# Instructions to follow
Whichever lines of the entries hold the word "toolfactory" should be identified and copied.
Start of Exercise materials
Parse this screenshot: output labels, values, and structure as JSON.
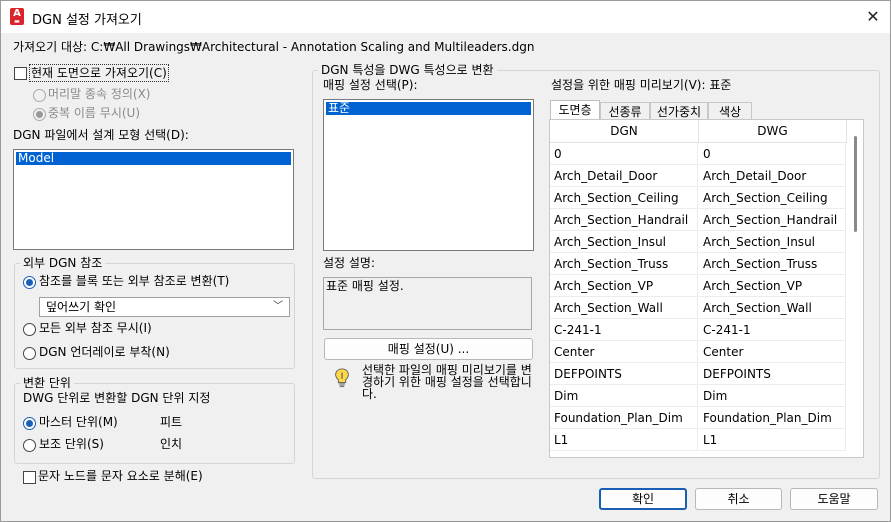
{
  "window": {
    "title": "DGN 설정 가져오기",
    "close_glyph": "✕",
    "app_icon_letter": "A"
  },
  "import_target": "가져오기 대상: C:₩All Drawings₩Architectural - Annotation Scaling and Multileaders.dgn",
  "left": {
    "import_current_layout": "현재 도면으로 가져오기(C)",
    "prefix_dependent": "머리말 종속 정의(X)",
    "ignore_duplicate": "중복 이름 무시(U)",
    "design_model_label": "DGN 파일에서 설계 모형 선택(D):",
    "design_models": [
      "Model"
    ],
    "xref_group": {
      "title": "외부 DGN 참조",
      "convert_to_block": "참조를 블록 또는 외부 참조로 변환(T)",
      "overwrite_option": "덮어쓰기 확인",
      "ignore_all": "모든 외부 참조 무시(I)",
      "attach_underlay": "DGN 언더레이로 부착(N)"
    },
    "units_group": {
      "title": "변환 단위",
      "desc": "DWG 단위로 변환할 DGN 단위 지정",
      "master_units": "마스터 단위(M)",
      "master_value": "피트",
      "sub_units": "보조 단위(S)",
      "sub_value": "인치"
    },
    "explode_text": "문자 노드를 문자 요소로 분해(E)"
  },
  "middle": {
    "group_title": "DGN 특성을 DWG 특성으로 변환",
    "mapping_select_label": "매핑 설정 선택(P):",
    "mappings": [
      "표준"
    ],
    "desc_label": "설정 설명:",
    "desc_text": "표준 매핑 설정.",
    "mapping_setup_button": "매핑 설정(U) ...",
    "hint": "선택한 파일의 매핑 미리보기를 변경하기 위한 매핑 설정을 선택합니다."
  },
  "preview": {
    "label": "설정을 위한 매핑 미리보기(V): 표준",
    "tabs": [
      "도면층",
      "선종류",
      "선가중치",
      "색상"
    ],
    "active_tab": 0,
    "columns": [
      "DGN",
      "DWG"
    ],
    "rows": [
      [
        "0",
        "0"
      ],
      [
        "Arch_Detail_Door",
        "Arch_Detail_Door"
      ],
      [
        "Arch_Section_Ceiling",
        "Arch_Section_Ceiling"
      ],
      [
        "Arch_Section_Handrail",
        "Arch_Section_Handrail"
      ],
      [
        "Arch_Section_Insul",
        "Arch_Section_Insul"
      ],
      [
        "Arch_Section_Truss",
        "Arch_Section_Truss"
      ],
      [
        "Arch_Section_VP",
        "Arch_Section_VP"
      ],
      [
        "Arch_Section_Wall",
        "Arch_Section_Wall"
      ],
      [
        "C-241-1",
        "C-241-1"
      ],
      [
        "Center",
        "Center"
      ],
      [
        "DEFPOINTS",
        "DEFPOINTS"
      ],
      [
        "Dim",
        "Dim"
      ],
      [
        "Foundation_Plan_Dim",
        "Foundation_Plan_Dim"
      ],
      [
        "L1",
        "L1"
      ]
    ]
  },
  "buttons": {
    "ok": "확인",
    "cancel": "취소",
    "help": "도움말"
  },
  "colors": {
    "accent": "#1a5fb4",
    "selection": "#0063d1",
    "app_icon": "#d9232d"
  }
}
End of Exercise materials
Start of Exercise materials
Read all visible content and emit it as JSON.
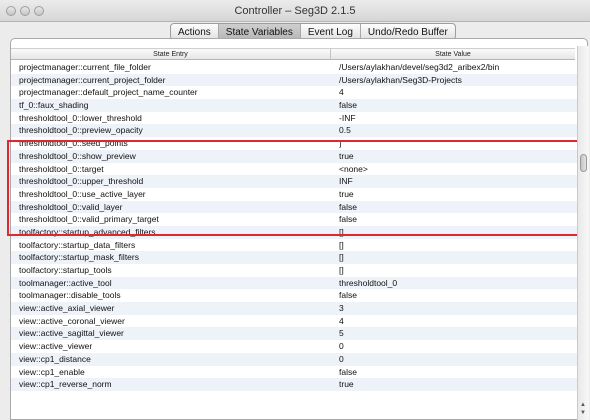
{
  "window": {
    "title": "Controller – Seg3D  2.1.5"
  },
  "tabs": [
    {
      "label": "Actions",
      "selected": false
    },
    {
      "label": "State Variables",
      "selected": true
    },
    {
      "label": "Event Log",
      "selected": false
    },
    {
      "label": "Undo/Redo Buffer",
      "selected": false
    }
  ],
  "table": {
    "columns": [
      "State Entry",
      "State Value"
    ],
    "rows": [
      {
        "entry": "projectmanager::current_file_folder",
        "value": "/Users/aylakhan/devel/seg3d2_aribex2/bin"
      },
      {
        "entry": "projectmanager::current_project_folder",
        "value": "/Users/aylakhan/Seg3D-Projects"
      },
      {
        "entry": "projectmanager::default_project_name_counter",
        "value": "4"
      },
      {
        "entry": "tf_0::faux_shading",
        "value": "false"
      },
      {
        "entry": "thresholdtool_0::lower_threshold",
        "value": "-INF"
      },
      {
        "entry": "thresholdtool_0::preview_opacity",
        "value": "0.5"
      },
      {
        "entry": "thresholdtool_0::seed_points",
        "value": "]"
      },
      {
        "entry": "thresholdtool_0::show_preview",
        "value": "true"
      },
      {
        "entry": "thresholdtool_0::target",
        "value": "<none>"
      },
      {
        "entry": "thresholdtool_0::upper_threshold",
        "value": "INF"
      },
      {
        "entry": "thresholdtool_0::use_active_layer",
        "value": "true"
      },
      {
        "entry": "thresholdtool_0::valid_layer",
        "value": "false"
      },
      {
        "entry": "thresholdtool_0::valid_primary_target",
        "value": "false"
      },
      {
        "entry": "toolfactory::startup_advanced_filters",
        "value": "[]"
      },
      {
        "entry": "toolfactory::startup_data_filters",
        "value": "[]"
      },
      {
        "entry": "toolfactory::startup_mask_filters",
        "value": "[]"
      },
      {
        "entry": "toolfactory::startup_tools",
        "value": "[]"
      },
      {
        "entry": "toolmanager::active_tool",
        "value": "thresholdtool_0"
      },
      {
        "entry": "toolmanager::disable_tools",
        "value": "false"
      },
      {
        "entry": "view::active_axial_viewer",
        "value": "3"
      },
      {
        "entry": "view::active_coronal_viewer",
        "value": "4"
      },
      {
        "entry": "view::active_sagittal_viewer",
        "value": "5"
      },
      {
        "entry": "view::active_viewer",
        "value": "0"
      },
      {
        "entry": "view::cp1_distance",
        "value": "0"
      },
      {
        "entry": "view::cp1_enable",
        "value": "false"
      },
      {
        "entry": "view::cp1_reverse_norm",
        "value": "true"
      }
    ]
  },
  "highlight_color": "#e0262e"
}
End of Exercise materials
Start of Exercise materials
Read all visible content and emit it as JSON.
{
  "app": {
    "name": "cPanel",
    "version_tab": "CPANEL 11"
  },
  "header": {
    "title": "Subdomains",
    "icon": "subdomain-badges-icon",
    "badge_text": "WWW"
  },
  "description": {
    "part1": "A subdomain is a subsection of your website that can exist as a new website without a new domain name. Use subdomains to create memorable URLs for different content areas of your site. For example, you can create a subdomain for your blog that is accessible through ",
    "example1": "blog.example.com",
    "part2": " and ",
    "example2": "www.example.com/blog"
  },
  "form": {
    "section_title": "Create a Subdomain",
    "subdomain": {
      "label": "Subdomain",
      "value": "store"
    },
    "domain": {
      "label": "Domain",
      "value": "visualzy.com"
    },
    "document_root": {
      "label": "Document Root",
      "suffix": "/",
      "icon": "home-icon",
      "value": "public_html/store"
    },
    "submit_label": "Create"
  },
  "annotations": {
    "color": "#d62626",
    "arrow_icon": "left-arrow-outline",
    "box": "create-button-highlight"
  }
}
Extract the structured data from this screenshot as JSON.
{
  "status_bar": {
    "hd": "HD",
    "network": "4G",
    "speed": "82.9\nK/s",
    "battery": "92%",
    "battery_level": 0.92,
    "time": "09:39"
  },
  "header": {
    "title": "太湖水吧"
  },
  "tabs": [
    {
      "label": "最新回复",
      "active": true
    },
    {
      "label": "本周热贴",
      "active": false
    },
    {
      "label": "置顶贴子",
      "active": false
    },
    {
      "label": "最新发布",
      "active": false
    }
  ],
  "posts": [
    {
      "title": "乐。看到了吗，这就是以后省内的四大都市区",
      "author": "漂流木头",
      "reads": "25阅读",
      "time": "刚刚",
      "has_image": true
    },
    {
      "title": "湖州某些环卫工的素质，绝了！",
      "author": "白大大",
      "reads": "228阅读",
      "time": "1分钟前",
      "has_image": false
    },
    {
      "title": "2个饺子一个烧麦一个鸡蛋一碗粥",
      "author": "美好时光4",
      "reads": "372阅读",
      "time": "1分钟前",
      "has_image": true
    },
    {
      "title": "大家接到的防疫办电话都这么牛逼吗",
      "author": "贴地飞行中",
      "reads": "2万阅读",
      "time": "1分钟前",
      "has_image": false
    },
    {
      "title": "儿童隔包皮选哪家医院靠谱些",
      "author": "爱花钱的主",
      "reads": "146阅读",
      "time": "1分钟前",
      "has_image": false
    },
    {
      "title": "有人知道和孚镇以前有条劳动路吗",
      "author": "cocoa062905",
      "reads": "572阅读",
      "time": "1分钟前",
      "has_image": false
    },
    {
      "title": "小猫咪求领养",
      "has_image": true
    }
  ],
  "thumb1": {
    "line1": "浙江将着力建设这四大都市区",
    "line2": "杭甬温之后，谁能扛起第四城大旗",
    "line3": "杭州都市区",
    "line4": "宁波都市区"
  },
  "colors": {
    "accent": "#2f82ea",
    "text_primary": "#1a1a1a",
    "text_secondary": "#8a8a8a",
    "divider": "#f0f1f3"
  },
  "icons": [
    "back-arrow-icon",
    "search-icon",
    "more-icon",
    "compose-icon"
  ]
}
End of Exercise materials
# Your response
        "entry": "toolfactory::startup_advanced_filters",
        "entry": "toolfactory::startup_data_filters",
        "entry": "toolfactory::startup_mask_filters",
        "entry": "toolfactory::startup_tools",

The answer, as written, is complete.